------ DATA TO PROCESS ------

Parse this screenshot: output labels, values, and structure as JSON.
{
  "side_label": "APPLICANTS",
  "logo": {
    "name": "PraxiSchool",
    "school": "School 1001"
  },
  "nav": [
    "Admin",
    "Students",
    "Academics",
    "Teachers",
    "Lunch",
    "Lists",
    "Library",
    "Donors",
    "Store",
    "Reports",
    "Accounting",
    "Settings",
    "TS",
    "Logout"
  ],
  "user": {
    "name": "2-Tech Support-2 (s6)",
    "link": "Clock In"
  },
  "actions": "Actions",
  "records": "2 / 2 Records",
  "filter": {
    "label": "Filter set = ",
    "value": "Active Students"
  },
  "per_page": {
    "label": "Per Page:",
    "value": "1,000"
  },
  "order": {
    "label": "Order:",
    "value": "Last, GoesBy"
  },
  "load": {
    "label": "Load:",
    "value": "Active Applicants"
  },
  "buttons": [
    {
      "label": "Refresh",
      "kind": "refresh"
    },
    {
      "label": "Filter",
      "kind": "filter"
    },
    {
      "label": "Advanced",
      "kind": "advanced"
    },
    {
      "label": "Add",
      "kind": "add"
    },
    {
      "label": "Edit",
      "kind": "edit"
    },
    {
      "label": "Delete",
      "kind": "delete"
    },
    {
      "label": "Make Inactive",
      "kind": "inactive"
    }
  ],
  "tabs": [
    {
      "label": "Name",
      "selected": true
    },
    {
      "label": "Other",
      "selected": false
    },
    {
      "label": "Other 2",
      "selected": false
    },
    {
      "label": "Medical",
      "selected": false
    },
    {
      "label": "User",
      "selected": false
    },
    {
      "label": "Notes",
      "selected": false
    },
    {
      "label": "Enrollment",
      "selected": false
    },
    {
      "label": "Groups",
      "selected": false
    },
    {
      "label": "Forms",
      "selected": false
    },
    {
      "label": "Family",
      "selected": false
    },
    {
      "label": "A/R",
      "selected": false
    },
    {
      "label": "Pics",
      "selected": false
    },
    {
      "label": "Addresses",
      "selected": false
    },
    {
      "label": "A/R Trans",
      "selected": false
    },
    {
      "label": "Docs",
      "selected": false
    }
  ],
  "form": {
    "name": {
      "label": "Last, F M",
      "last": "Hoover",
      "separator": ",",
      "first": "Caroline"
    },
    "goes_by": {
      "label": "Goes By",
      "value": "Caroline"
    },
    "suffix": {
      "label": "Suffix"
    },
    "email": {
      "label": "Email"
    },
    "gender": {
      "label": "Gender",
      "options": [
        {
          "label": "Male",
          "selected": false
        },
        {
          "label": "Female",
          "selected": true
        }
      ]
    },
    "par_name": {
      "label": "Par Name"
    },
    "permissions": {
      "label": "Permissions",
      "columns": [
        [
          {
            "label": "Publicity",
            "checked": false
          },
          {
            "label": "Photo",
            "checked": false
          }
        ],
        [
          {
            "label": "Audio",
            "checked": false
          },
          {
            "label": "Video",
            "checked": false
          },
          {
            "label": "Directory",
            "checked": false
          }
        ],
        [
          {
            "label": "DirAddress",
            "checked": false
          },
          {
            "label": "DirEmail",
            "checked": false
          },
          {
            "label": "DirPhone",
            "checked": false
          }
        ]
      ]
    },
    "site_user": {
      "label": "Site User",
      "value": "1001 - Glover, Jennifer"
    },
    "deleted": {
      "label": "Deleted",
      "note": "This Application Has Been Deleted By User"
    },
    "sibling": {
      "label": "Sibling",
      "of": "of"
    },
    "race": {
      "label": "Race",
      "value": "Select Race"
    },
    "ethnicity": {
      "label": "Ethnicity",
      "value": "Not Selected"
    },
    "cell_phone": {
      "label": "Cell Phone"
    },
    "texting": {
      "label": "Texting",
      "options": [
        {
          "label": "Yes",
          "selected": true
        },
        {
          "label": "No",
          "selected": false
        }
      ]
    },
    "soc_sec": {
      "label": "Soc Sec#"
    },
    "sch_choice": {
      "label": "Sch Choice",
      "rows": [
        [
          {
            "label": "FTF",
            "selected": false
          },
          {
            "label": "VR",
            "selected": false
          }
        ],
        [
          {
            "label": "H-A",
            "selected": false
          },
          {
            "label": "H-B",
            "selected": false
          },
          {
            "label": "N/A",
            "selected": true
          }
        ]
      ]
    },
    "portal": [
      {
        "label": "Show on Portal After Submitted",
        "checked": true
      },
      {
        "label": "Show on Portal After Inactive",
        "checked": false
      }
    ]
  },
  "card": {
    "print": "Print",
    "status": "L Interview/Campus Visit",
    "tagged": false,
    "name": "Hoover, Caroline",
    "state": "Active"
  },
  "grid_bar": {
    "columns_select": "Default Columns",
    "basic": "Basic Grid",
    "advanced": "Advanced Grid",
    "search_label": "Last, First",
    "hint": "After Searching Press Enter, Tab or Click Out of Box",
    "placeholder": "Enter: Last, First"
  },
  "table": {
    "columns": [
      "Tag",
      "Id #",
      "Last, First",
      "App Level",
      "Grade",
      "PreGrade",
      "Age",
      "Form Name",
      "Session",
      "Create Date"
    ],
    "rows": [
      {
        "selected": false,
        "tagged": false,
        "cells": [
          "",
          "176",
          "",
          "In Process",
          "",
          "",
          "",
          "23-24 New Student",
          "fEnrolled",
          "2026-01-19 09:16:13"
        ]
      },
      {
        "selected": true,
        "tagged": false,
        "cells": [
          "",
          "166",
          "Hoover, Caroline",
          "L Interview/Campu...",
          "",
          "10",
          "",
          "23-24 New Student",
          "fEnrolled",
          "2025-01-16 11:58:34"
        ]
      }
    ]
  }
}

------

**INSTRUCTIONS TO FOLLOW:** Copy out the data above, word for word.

**EXERCISE RESPONSE:**
Parse this screenshot: output labels, values, and structure as JSON.
{
  "side_label": "APPLICANTS",
  "logo": {
    "name": "PraxiSchool",
    "school": "School 1001"
  },
  "nav": [
    "Admin",
    "Students",
    "Academics",
    "Teachers",
    "Lunch",
    "Lists",
    "Library",
    "Donors",
    "Store",
    "Reports",
    "Accounting",
    "Settings",
    "TS",
    "Logout"
  ],
  "user": {
    "name": "2-Tech Support-2 (s6)",
    "link": "Clock In"
  },
  "actions": "Actions",
  "records": "2 / 2 Records",
  "filter": {
    "label": "Filter set = ",
    "value": "Active Students"
  },
  "per_page": {
    "label": "Per Page:",
    "value": "1,000"
  },
  "order": {
    "label": "Order:",
    "value": "Last, GoesBy"
  },
  "load": {
    "label": "Load:",
    "value": "Active Applicants"
  },
  "buttons": [
    {
      "label": "Refresh",
      "kind": "refresh"
    },
    {
      "label": "Filter",
      "kind": "filter"
    },
    {
      "label": "Advanced",
      "kind": "advanced"
    },
    {
      "label": "Add",
      "kind": "add"
    },
    {
      "label": "Edit",
      "kind": "edit"
    },
    {
      "label": "Delete",
      "kind": "delete"
    },
    {
      "label": "Make Inactive",
      "kind": "inactive"
    }
  ],
  "tabs": [
    {
      "label": "Name",
      "selected": true
    },
    {
      "label": "Other",
      "selected": false
    },
    {
      "label": "Other 2",
      "selected": false
    },
    {
      "label": "Medical",
      "selected": false
    },
    {
      "label": "User",
      "selected": false
    },
    {
      "label": "Notes",
      "selected": false
    },
    {
      "label": "Enrollment",
      "selected": false
    },
    {
      "label": "Groups",
      "selected": false
    },
    {
      "label": "Forms",
      "selected": false
    },
    {
      "label": "Family",
      "selected": false
    },
    {
      "label": "A/R",
      "selected": false
    },
    {
      "label": "Pics",
      "selected": false
    },
    {
      "label": "Addresses",
      "selected": false
    },
    {
      "label": "A/R Trans",
      "selected": false
    },
    {
      "label": "Docs",
      "selected": false
    }
  ],
  "form": {
    "name": {
      "label": "Last, F M",
      "last": "Hoover",
      "separator": ",",
      "first": "Caroline"
    },
    "goes_by": {
      "label": "Goes By",
      "value": "Caroline"
    },
    "suffix": {
      "label": "Suffix"
    },
    "email": {
      "label": "Email"
    },
    "gender": {
      "label": "Gender",
      "options": [
        {
          "label": "Male",
          "selected": false
        },
        {
          "label": "Female",
          "selected": true
        }
      ]
    },
    "par_name": {
      "label": "Par Name"
    },
    "permissions": {
      "label": "Permissions",
      "columns": [
        [
          {
            "label": "Publicity",
            "checked": false
          },
          {
            "label": "Photo",
            "checked": false
          }
        ],
        [
          {
            "label": "Audio",
            "checked": false
          },
          {
            "label": "Video",
            "checked": false
          },
          {
            "label": "Directory",
            "checked": false
          }
        ],
        [
          {
            "label": "DirAddress",
            "checked": false
          },
          {
            "label": "DirEmail",
            "checked": false
          },
          {
            "label": "DirPhone",
            "checked": false
          }
        ]
      ]
    },
    "site_user": {
      "label": "Site User",
      "value": "1001 - Glover, Jennifer"
    },
    "deleted": {
      "label": "Deleted",
      "note": "This Application Has Been Deleted By User"
    },
    "sibling": {
      "label": "Sibling",
      "of": "of"
    },
    "race": {
      "label": "Race",
      "value": "Select Race"
    },
    "ethnicity": {
      "label": "Ethnicity",
      "value": "Not Selected"
    },
    "cell_phone": {
      "label": "Cell Phone"
    },
    "texting": {
      "label": "Texting",
      "options": [
        {
          "label": "Yes",
          "selected": true
        },
        {
          "label": "No",
          "selected": false
        }
      ]
    },
    "soc_sec": {
      "label": "Soc Sec#"
    },
    "sch_choice": {
      "label": "Sch Choice",
      "rows": [
        [
          {
            "label": "FTF",
            "selected": false
          },
          {
            "label": "VR",
            "selected": false
          }
        ],
        [
          {
            "label": "H-A",
            "selected": false
          },
          {
            "label": "H-B",
            "selected": false
          },
          {
            "label": "N/A",
            "selected": true
          }
        ]
      ]
    },
    "portal": [
      {
        "label": "Show on Portal After Submitted",
        "checked": true
      },
      {
        "label": "Show on Portal After Inactive",
        "checked": false
      }
    ]
  },
  "card": {
    "print": "Print",
    "status": "L Interview/Campus Visit",
    "tagged": false,
    "name": "Hoover, Caroline",
    "state": "Active"
  },
  "grid_bar": {
    "columns_select": "Default Columns",
    "basic": "Basic Grid",
    "advanced": "Advanced Grid",
    "search_label": "Last, First",
    "hint": "After Searching Press Enter, Tab or Click Out of Box",
    "placeholder": "Enter: Last, First"
  },
  "table": {
    "columns": [
      "Tag",
      "Id #",
      "Last, First",
      "App Level",
      "Grade",
      "PreGrade",
      "Age",
      "Form Name",
      "Session",
      "Create Date"
    ],
    "rows": [
      {
        "selected": false,
        "tagged": false,
        "cells": [
          "",
          "176",
          "",
          "In Process",
          "",
          "",
          "",
          "23-24 New Student",
          "fEnrolled",
          "2026-01-19 09:16:13"
        ]
      },
      {
        "selected": true,
        "tagged": false,
        "cells": [
          "",
          "166",
          "Hoover, Caroline",
          "L Interview/Campu...",
          "",
          "10",
          "",
          "23-24 New Student",
          "fEnrolled",
          "2025-01-16 11:58:34"
        ]
      }
    ]
  }
}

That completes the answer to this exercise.